PROVIDED DATA section start

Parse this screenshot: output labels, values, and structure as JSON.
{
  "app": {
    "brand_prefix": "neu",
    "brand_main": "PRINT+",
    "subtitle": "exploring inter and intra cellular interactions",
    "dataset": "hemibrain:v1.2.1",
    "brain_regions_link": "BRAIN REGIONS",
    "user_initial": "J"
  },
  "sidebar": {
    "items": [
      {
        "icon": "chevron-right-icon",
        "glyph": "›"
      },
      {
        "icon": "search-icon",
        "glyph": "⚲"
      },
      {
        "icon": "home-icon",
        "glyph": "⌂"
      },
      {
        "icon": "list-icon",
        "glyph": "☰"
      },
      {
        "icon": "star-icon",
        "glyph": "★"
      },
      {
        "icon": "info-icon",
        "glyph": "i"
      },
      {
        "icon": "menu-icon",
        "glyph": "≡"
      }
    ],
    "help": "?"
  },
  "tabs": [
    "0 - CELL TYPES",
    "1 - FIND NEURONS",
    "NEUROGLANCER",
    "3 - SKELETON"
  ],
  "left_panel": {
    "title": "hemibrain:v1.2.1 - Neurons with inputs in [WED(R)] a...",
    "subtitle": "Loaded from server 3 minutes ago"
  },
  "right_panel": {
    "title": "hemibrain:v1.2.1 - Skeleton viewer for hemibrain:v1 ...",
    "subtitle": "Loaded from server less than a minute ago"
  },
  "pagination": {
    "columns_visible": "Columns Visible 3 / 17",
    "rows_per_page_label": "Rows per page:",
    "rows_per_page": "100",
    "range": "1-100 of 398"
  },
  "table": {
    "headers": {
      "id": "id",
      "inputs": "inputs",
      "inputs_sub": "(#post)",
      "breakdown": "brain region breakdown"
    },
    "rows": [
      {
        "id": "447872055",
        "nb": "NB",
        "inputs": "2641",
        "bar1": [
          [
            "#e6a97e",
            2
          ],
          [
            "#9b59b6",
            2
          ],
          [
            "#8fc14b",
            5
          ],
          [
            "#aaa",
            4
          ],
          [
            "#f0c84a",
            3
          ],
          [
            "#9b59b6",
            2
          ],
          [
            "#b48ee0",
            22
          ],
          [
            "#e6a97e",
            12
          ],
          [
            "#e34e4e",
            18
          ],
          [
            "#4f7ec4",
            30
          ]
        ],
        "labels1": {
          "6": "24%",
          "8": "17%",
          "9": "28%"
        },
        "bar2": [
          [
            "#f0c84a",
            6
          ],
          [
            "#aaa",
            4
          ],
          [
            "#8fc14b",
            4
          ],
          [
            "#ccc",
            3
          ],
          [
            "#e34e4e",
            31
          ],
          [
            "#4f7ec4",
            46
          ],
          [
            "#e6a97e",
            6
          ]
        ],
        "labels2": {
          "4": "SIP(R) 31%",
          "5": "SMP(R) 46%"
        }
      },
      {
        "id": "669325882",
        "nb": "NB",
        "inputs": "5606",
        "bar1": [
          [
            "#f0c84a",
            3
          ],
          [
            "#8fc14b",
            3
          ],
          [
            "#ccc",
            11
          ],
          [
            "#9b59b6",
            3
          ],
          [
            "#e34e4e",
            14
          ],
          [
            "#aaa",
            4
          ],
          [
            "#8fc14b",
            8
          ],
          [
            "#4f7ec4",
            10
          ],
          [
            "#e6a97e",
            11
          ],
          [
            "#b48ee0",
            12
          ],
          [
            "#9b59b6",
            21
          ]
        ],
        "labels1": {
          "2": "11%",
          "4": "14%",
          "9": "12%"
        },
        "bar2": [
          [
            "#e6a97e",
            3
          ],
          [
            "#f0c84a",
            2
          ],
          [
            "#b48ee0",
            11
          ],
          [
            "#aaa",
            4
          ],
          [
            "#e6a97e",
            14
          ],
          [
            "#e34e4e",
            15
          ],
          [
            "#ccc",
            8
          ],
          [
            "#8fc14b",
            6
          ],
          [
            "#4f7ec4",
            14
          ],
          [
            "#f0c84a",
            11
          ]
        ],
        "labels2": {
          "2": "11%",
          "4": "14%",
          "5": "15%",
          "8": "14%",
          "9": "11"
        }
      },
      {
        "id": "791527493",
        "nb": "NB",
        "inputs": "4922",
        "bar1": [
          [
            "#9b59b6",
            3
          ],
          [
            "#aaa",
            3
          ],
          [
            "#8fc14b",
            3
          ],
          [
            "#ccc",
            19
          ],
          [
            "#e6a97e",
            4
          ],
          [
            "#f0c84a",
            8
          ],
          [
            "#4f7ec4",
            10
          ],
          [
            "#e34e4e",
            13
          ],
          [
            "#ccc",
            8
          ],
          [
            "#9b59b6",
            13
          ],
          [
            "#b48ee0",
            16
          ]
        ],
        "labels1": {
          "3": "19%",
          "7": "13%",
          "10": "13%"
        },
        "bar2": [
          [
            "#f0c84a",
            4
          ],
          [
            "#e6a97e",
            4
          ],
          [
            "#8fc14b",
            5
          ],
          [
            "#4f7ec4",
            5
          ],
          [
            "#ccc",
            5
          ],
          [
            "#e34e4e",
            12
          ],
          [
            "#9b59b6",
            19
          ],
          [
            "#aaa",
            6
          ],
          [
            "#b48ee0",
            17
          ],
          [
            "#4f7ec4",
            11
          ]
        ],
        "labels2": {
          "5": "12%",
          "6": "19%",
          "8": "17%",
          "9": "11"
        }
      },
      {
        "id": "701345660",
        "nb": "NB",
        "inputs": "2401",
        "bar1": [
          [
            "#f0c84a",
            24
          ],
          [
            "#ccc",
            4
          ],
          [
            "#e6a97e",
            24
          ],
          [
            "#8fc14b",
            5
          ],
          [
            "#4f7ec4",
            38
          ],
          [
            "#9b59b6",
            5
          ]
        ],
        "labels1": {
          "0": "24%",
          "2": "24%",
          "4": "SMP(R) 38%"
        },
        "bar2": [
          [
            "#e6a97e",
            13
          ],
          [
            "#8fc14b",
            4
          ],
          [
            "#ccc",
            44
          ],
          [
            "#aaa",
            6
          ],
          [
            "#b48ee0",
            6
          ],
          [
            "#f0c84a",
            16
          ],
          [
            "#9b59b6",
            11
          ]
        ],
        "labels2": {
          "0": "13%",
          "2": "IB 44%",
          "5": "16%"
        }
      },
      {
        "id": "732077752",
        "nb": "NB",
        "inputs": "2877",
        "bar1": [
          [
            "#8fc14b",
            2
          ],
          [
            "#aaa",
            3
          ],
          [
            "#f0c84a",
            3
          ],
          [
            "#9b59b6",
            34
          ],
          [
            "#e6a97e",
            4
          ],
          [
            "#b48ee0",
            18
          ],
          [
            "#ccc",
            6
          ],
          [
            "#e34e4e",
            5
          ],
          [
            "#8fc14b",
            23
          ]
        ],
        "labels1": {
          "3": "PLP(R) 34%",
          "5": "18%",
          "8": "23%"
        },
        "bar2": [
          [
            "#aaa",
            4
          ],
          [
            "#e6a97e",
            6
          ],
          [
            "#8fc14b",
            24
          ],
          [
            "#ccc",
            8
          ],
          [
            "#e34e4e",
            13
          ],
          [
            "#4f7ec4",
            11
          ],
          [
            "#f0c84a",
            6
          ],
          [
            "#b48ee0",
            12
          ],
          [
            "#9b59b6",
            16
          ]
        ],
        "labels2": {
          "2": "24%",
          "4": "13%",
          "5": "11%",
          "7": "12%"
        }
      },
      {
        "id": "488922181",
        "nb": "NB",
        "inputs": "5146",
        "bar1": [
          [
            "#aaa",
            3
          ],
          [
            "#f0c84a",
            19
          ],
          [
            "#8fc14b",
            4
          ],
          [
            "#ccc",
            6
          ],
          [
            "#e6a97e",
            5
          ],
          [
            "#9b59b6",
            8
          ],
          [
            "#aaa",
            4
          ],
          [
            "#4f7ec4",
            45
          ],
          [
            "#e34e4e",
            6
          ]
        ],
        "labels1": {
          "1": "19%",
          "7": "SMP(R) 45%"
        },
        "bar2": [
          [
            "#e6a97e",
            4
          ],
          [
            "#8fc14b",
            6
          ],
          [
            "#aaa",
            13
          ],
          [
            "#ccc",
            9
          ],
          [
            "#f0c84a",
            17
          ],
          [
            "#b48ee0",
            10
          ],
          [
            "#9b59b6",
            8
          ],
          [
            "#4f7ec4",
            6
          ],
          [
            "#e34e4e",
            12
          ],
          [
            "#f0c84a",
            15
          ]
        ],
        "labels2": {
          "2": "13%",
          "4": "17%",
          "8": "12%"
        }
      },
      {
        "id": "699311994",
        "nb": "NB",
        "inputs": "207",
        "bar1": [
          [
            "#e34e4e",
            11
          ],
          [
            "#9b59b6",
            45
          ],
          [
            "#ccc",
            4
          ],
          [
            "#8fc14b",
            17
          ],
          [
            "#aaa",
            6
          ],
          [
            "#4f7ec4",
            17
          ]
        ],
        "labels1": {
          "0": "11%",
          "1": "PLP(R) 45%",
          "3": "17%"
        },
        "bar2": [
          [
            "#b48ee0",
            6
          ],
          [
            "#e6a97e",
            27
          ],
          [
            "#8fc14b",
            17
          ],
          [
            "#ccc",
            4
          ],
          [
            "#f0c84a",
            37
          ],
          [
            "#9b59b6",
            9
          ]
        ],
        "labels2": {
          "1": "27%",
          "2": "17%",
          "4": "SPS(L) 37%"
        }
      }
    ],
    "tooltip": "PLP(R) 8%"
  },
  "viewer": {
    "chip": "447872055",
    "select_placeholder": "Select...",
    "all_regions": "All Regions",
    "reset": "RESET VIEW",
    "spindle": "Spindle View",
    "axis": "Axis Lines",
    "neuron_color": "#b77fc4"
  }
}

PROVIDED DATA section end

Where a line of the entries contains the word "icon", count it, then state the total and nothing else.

• **PROBLEM SOLUTION**
7